◆ PROBLEM
Each entry needs to appear again, retyped exactly as it is below.

◆ DATA SHOWN

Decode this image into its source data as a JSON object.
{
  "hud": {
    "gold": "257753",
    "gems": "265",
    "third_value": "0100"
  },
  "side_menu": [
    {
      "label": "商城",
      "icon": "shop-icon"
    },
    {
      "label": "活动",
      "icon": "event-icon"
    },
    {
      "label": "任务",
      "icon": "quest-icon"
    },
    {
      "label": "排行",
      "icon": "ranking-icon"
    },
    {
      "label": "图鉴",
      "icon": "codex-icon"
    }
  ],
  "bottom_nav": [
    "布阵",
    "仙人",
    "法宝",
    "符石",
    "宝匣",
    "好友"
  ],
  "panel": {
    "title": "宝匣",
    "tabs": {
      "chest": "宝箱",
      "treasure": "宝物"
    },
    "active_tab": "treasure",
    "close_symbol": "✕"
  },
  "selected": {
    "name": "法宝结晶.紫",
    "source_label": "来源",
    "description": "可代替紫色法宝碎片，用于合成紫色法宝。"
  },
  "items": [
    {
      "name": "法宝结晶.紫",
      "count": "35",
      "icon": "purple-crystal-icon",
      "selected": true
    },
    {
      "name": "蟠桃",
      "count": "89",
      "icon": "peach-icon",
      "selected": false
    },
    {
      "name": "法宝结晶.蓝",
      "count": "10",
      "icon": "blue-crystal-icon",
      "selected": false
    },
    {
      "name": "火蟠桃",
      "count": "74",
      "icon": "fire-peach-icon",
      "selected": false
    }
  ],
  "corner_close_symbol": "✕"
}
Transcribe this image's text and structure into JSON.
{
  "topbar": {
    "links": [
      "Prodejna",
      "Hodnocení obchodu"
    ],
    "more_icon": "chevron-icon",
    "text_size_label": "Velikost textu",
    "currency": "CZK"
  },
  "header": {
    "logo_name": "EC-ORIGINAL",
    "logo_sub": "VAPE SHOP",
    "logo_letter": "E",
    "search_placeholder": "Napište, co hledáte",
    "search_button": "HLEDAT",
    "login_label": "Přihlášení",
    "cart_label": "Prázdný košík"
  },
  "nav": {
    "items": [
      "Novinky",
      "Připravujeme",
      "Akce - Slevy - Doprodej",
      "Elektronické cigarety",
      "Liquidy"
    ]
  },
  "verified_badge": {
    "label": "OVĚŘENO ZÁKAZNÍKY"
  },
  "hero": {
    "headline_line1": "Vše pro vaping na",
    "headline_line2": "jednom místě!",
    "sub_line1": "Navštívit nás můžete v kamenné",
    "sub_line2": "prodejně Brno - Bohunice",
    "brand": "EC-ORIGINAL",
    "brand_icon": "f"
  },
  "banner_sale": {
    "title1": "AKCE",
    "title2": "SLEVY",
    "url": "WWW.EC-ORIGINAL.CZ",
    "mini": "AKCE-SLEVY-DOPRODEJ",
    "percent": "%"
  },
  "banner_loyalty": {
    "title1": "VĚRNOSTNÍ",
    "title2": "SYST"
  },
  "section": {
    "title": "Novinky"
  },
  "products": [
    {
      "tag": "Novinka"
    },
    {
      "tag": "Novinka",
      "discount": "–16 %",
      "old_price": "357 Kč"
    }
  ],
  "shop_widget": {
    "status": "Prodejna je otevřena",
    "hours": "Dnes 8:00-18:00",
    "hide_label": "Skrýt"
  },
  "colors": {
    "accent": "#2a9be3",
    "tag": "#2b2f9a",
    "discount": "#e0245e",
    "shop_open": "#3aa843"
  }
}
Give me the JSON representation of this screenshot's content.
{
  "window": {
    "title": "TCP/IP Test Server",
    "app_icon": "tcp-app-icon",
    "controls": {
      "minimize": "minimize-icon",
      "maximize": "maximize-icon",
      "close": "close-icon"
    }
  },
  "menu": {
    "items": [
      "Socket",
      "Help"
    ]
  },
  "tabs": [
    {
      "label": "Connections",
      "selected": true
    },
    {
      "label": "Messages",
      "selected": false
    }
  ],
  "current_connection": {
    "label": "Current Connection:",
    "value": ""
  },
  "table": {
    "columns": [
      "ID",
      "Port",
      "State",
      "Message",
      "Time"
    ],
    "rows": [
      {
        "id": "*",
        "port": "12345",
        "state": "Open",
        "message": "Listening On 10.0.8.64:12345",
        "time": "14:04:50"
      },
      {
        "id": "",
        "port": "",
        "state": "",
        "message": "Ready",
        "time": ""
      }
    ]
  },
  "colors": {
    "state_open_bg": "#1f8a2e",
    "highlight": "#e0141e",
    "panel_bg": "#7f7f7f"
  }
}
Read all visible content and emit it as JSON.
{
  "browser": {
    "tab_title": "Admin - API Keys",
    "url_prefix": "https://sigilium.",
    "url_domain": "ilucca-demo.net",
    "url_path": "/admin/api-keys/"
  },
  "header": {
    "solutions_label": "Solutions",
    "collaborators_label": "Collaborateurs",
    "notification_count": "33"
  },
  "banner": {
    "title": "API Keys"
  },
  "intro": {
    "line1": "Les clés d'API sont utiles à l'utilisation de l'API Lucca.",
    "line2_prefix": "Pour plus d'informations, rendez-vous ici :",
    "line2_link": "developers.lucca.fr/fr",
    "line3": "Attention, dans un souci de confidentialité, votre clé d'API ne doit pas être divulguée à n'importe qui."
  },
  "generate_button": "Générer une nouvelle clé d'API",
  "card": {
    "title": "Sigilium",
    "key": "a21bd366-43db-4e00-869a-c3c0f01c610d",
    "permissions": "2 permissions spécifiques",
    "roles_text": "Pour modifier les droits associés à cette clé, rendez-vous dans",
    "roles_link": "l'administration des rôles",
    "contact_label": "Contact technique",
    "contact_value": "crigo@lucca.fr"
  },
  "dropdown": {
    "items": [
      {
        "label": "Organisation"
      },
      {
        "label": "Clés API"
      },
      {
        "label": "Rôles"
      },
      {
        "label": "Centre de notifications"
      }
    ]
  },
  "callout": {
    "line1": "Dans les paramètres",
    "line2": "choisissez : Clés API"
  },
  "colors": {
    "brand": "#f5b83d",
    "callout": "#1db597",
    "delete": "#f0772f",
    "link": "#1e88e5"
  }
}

◆ RESULT OF THE TASK
Decode this image into its source data as a JSON object.
{
  "hud": {
    "gold": "257753",
    "gems": "265",
    "third_value": "0100"
  },
  "side_menu": [
    {
      "label": "商城",
      "icon": "shop-icon"
    },
    {
      "label": "活动",
      "icon": "event-icon"
    },
    {
      "label": "任务",
      "icon": "quest-icon"
    },
    {
      "label": "排行",
      "icon": "ranking-icon"
    },
    {
      "label": "图鉴",
      "icon": "codex-icon"
    }
  ],
  "bottom_nav": [
    "布阵",
    "仙人",
    "法宝",
    "符石",
    "宝匣",
    "好友"
  ],
  "panel": {
    "title": "宝匣",
    "tabs": {
      "chest": "宝箱",
      "treasure": "宝物"
    },
    "active_tab": "treasure",
    "close_symbol": "✕"
  },
  "selected": {
    "name": "法宝结晶.紫",
    "source_label": "来源",
    "description": "可代替紫色法宝碎片，用于合成紫色法宝。"
  },
  "items": [
    {
      "name": "法宝结晶.紫",
      "count": "35",
      "icon": "purple-crystal-icon",
      "selected": true
    },
    {
      "name": "蟠桃",
      "count": "89",
      "icon": "peach-icon",
      "selected": false
    },
    {
      "name": "法宝结晶.蓝",
      "count": "10",
      "icon": "blue-crystal-icon",
      "selected": false
    },
    {
      "name": "火蟠桃",
      "count": "74",
      "icon": "fire-peach-icon",
      "selected": false
    }
  ],
  "corner_close_symbol": "✕"
}
Transcribe this image's text and structure into JSON.
{
  "topbar": {
    "links": [
      "Prodejna",
      "Hodnocení obchodu"
    ],
    "more_icon": "chevron-icon",
    "text_size_label": "Velikost textu",
    "currency": "CZK"
  },
  "header": {
    "logo_name": "EC-ORIGINAL",
    "logo_sub": "VAPE SHOP",
    "logo_letter": "E",
    "search_placeholder": "Napište, co hledáte",
    "search_button": "HLEDAT",
    "login_label": "Přihlášení",
    "cart_label": "Prázdný košík"
  },
  "nav": {
    "items": [
      "Novinky",
      "Připravujeme",
      "Akce - Slevy - Doprodej",
      "Elektronické cigarety",
      "Liquidy"
    ]
  },
  "verified_badge": {
    "label": "OVĚŘENO ZÁKAZNÍKY"
  },
  "hero": {
    "headline_line1": "Vše pro vaping na",
    "headline_line2": "jednom místě!",
    "sub_line1": "Navštívit nás můžete v kamenné",
    "sub_line2": "prodejně Brno - Bohunice",
    "brand": "EC-ORIGINAL",
    "brand_icon": "f"
  },
  "banner_sale": {
    "title1": "AKCE",
    "title2": "SLEVY",
    "url": "WWW.EC-ORIGINAL.CZ",
    "mini": "AKCE-SLEVY-DOPRODEJ",
    "percent": "%"
  },
  "banner_loyalty": {
    "title1": "VĚRNOSTNÍ",
    "title2": "SYST"
  },
  "section": {
    "title": "Novinky"
  },
  "products": [
    {
      "tag": "Novinka"
    },
    {
      "tag": "Novinka",
      "discount": "–16 %",
      "old_price": "357 Kč"
    }
  ],
  "shop_widget": {
    "status": "Prodejna je otevřena",
    "hours": "Dnes 8:00-18:00",
    "hide_label": "Skrýt"
  },
  "colors": {
    "accent": "#2a9be3",
    "tag": "#2b2f9a",
    "discount": "#e0245e",
    "shop_open": "#3aa843"
  }
}
Give me the JSON representation of this screenshot's content.
{
  "window": {
    "title": "TCP/IP Test Server",
    "app_icon": "tcp-app-icon",
    "controls": {
      "minimize": "minimize-icon",
      "maximize": "maximize-icon",
      "close": "close-icon"
    }
  },
  "menu": {
    "items": [
      "Socket",
      "Help"
    ]
  },
  "tabs": [
    {
      "label": "Connections",
      "selected": true
    },
    {
      "label": "Messages",
      "selected": false
    }
  ],
  "current_connection": {
    "label": "Current Connection:",
    "value": ""
  },
  "table": {
    "columns": [
      "ID",
      "Port",
      "State",
      "Message",
      "Time"
    ],
    "rows": [
      {
        "id": "*",
        "port": "12345",
        "state": "Open",
        "message": "Listening On 10.0.8.64:12345",
        "time": "14:04:50"
      },
      {
        "id": "",
        "port": "",
        "state": "",
        "message": "Ready",
        "time": ""
      }
    ]
  },
  "colors": {
    "state_open_bg": "#1f8a2e",
    "highlight": "#e0141e",
    "panel_bg": "#7f7f7f"
  }
}
Read all visible content and emit it as JSON.
{
  "browser": {
    "tab_title": "Admin - API Keys",
    "url_prefix": "https://sigilium.",
    "url_domain": "ilucca-demo.net",
    "url_path": "/admin/api-keys/"
  },
  "header": {
    "solutions_label": "Solutions",
    "collaborators_label": "Collaborateurs",
    "notification_count": "33"
  },
  "banner": {
    "title": "API Keys"
  },
  "intro": {
    "line1": "Les clés d'API sont utiles à l'utilisation de l'API Lucca.",
    "line2_prefix": "Pour plus d'informations, rendez-vous ici :",
    "line2_link": "developers.lucca.fr/fr",
    "line3": "Attention, dans un souci de confidentialité, votre clé d'API ne doit pas être divulguée à n'importe qui."
  },
  "generate_button": "Générer une nouvelle clé d'API",
  "card": {
    "title": "Sigilium",
    "key": "a21bd366-43db-4e00-869a-c3c0f01c610d",
    "permissions": "2 permissions spécifiques",
    "roles_text": "Pour modifier les droits associés à cette clé, rendez-vous dans",
    "roles_link": "l'administration des rôles",
    "contact_label": "Contact technique",
    "contact_value": "crigo@lucca.fr"
  },
  "dropdown": {
    "items": [
      {
        "label": "Organisation"
      },
      {
        "label": "Clés API"
      },
      {
        "label": "Rôles"
      },
      {
        "label": "Centre de notifications"
      }
    ]
  },
  "callout": {
    "line1": "Dans les paramètres",
    "line2": "choisissez : Clés API"
  },
  "colors": {
    "brand": "#f5b83d",
    "callout": "#1db597",
    "delete": "#f0772f",
    "link": "#1e88e5"
  }
}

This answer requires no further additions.